WHAT YOU NEED TO DO: Every record must be restated exactly as written.
=== Section Start ===
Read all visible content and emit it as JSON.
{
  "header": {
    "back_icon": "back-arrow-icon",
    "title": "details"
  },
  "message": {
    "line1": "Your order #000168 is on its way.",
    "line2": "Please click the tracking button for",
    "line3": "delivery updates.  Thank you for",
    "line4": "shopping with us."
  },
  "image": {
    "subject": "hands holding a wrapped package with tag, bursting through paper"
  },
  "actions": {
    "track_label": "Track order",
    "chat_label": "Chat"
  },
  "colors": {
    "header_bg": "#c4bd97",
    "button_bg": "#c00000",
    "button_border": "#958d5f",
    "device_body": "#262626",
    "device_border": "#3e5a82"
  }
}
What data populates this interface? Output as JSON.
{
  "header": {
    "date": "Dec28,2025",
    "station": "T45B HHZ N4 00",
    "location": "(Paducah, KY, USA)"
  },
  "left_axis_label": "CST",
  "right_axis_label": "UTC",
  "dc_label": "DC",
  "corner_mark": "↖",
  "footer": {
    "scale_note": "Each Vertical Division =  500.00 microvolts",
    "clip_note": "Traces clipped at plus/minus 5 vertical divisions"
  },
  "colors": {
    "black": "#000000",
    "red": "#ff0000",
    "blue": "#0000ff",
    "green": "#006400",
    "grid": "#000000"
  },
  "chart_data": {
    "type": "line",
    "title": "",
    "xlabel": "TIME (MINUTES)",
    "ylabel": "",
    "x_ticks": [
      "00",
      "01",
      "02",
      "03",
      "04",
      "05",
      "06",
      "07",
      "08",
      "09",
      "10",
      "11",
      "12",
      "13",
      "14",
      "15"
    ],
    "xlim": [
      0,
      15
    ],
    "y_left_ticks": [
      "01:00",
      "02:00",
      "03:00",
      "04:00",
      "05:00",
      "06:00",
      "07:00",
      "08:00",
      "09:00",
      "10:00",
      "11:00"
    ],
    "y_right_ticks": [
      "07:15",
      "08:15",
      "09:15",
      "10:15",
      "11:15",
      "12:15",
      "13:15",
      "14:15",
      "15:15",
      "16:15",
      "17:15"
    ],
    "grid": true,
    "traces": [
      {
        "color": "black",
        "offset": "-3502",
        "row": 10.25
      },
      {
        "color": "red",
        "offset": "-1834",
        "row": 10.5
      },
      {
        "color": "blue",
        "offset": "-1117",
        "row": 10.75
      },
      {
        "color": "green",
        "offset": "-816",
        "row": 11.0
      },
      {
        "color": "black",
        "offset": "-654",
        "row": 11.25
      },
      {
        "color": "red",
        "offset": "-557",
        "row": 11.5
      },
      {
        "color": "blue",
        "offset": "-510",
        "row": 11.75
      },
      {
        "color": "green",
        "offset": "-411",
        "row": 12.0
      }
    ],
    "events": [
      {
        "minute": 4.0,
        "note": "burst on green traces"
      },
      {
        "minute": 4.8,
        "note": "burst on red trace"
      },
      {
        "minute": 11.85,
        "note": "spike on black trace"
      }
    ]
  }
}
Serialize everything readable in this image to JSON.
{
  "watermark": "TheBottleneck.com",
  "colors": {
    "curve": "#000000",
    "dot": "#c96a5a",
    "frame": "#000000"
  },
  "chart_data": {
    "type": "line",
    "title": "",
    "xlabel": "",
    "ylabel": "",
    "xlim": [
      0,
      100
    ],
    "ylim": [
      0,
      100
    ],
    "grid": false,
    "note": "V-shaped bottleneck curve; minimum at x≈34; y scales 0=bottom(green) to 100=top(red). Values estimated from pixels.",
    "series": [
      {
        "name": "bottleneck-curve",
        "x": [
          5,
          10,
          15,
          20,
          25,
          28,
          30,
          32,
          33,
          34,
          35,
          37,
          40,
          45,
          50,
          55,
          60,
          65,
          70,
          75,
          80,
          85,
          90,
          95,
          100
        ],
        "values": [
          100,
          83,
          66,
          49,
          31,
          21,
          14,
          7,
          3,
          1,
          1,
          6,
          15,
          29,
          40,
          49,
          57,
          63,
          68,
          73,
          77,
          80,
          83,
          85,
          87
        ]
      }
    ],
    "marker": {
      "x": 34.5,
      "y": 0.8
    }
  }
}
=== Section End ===
ANSWER AREA:
Read all visible content and emit it as JSON.
{
  "header": {
    "back_icon": "back-arrow-icon",
    "title": "details"
  },
  "message": {
    "line1": "Your order #000168 is on its way.",
    "line2": "Please click the tracking button for",
    "line3": "delivery updates.  Thank you for",
    "line4": "shopping with us."
  },
  "image": {
    "subject": "hands holding a wrapped package with tag, bursting through paper"
  },
  "actions": {
    "track_label": "Track order",
    "chat_label": "Chat"
  },
  "colors": {
    "header_bg": "#c4bd97",
    "button_bg": "#c00000",
    "button_border": "#958d5f",
    "device_body": "#262626",
    "device_border": "#3e5a82"
  }
}
What data populates this interface? Output as JSON.
{
  "header": {
    "date": "Dec28,2025",
    "station": "T45B HHZ N4 00",
    "location": "(Paducah, KY, USA)"
  },
  "left_axis_label": "CST",
  "right_axis_label": "UTC",
  "dc_label": "DC",
  "corner_mark": "↖",
  "footer": {
    "scale_note": "Each Vertical Division =  500.00 microvolts",
    "clip_note": "Traces clipped at plus/minus 5 vertical divisions"
  },
  "colors": {
    "black": "#000000",
    "red": "#ff0000",
    "blue": "#0000ff",
    "green": "#006400",
    "grid": "#000000"
  },
  "chart_data": {
    "type": "line",
    "title": "",
    "xlabel": "TIME (MINUTES)",
    "ylabel": "",
    "x_ticks": [
      "00",
      "01",
      "02",
      "03",
      "04",
      "05",
      "06",
      "07",
      "08",
      "09",
      "10",
      "11",
      "12",
      "13",
      "14",
      "15"
    ],
    "xlim": [
      0,
      15
    ],
    "y_left_ticks": [
      "01:00",
      "02:00",
      "03:00",
      "04:00",
      "05:00",
      "06:00",
      "07:00",
      "08:00",
      "09:00",
      "10:00",
      "11:00"
    ],
    "y_right_ticks": [
      "07:15",
      "08:15",
      "09:15",
      "10:15",
      "11:15",
      "12:15",
      "13:15",
      "14:15",
      "15:15",
      "16:15",
      "17:15"
    ],
    "grid": true,
    "traces": [
      {
        "color": "black",
        "offset": "-3502",
        "row": 10.25
      },
      {
        "color": "red",
        "offset": "-1834",
        "row": 10.5
      },
      {
        "color": "blue",
        "offset": "-1117",
        "row": 10.75
      },
      {
        "color": "green",
        "offset": "-816",
        "row": 11.0
      },
      {
        "color": "black",
        "offset": "-654",
        "row": 11.25
      },
      {
        "color": "red",
        "offset": "-557",
        "row": 11.5
      },
      {
        "color": "blue",
        "offset": "-510",
        "row": 11.75
      },
      {
        "color": "green",
        "offset": "-411",
        "row": 12.0
      }
    ],
    "events": [
      {
        "minute": 4.0,
        "note": "burst on green traces"
      },
      {
        "minute": 4.8,
        "note": "burst on red trace"
      },
      {
        "minute": 11.85,
        "note": "spike on black trace"
      }
    ]
  }
}
Serialize everything readable in this image to JSON.
{
  "watermark": "TheBottleneck.com",
  "colors": {
    "curve": "#000000",
    "dot": "#c96a5a",
    "frame": "#000000"
  },
  "chart_data": {
    "type": "line",
    "title": "",
    "xlabel": "",
    "ylabel": "",
    "xlim": [
      0,
      100
    ],
    "ylim": [
      0,
      100
    ],
    "grid": false,
    "note": "V-shaped bottleneck curve; minimum at x≈34; y scales 0=bottom(green) to 100=top(red). Values estimated from pixels.",
    "series": [
      {
        "name": "bottleneck-curve",
        "x": [
          5,
          10,
          15,
          20,
          25,
          28,
          30,
          32,
          33,
          34,
          35,
          37,
          40,
          45,
          50,
          55,
          60,
          65,
          70,
          75,
          80,
          85,
          90,
          95,
          100
        ],
        "values": [
          100,
          83,
          66,
          49,
          31,
          21,
          14,
          7,
          3,
          1,
          1,
          6,
          15,
          29,
          40,
          49,
          57,
          63,
          68,
          73,
          77,
          80,
          83,
          85,
          87
        ]
      }
    ],
    "marker": {
      "x": 34.5,
      "y": 0.8
    }
  }
}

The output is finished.